The last Dutch asparagus were harvested last week. Rob Luysterburg of Luysterburg Agrifruit took some time to reflect on the 2020 season. He runs the company with his parents and twin sister. "It was a very different season," says Rob. He's been cultivating asparagus on his farm in the Netherlands since 2010.
"In March, we found ourselves in the middle of the corona crisis. But, in the weeks after that, demand increased nicely again. And there were good prices on the market. We were able to maintain these until the end of the season."
"At the beginning of the year, we were anxious to see how things would go. Because of the wet weather, we could only start milling later. We got everything back on track and were about to get started. Then the corona crisis hit. Things looked very uncertain at the end of March/beginning of April."
"The hospitality industry closed, which caused prices to drop," explains Rob. "When restaurants have asparagus on their menu, it's advertising for us. Then people know they're available again. There was also just a lot of uncertainty on the market itself."
Fortunately, retailer sales picked up nicely. And everything progressed with good prices, that remained so until the end. Certainly in the last two weeks, when asparagus was going for €5 - €6/kg. These are great prices compared to last year. Then prices were at €2/kg."
"In the Easter weeks, this 'white gold' was even selling for €10+. Prices never dropped to under €3 for the grower. The biggest difference from last year was the Class II asparagus. These were worthless last year. This year, things just went that little bit better," says Luysterburg.
There were fewer asparagus available this year. That was due to multiple reasons. In the first place, there were problems with the workforce. Secondly, the dry weather played a role too.
"We were lucky. We already had quite a lot of workers on the farm when the coronavirus hit. We grow full soil strawberries too. And, at around that time, tunnels needed to be built for those. There was also planting to be done. We could, therefore, use these laborers to cut asparagus in the field."
"So, we didn't have to leave any asparagus in the field this year. That was sometimes the case with other growers, though. This resulted in some fellow farmers slowing down their crops. They were, therefore, not on the market when demand was high like around Easter," adds Rob.
Meanwhile, Rob's keeping a wary eye on the emergence of the asparagus robot. "These are nice initiatives, but it'll be nerve-wracking to be the first one to use it. The asparagus robot requires things to be done entirely differently on your farm. You must rely 100% on the robot. I'm, however, sure they'll come. We might even be riding around on one of these machines soon."

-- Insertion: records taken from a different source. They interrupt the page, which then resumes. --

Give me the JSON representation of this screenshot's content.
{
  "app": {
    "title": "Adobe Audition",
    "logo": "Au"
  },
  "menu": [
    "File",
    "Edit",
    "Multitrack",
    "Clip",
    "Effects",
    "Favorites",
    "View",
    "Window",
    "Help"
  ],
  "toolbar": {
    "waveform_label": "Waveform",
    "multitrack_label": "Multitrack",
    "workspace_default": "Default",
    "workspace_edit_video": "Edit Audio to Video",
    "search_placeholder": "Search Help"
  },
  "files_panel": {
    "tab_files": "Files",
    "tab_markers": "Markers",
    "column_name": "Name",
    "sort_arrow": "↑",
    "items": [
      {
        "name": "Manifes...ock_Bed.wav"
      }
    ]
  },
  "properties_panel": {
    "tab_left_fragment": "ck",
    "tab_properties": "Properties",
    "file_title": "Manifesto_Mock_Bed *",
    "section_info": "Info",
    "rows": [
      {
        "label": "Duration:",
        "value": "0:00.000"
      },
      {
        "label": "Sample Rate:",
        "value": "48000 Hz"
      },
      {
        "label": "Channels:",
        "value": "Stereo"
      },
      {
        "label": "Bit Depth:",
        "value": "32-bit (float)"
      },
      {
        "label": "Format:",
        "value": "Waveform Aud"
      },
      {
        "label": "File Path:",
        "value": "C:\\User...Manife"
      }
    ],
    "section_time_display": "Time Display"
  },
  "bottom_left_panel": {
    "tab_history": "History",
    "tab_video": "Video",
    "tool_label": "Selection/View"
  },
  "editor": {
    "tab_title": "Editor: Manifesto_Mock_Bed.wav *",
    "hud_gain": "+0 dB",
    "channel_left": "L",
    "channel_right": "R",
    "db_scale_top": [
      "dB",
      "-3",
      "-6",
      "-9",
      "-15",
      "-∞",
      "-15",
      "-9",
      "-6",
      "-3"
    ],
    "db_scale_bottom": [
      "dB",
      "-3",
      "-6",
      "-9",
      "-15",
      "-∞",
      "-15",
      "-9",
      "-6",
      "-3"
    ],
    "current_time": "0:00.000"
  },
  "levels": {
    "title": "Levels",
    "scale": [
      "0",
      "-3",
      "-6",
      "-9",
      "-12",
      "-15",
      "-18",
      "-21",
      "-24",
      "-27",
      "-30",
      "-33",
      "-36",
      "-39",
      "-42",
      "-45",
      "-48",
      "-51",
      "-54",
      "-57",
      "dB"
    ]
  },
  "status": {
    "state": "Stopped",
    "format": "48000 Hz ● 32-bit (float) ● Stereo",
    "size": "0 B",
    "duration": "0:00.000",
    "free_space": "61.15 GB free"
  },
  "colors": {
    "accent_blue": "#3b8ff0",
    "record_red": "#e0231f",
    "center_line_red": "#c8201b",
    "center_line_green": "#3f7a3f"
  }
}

But Rob's primary concern is the dry weather. "There's not only less volume because of the shortage of workers. Many plants didn't grow well either. That's due to the dry weather. These problems increase year after year. We've still been fortunate."
"We've irrigated for five years already. My father invested heavily in that. That's certainly making all the difference now. Nevertheless, I worry about this development for the future. Things can't go on like this," says this farmer.
For Belgians, the price doesn't matter
Luysterburg also has a farm store. He sold far more asparagus there this year than in previous years. "You saw that people were bored," he observes. "So, they'd come to buy asparagus to make a gourmet meal. Early in the year, they have the money to spend on this too."
The Belgians are another excellent target group. "When our southern neighbors get a craving for asparagus, it doesn't matter how much they cost. They simply must have them. On the other hand, we'd profit if people in the north of the Netherlands would eat a bit more asparagus than they do now."
"That would really boost the asparagus market." Rob planted green asparagus for the first time this season. It's an experiment. "I've noticed it's becoming a hot item on the market. I'm planning to plant more next season," Rob concludes.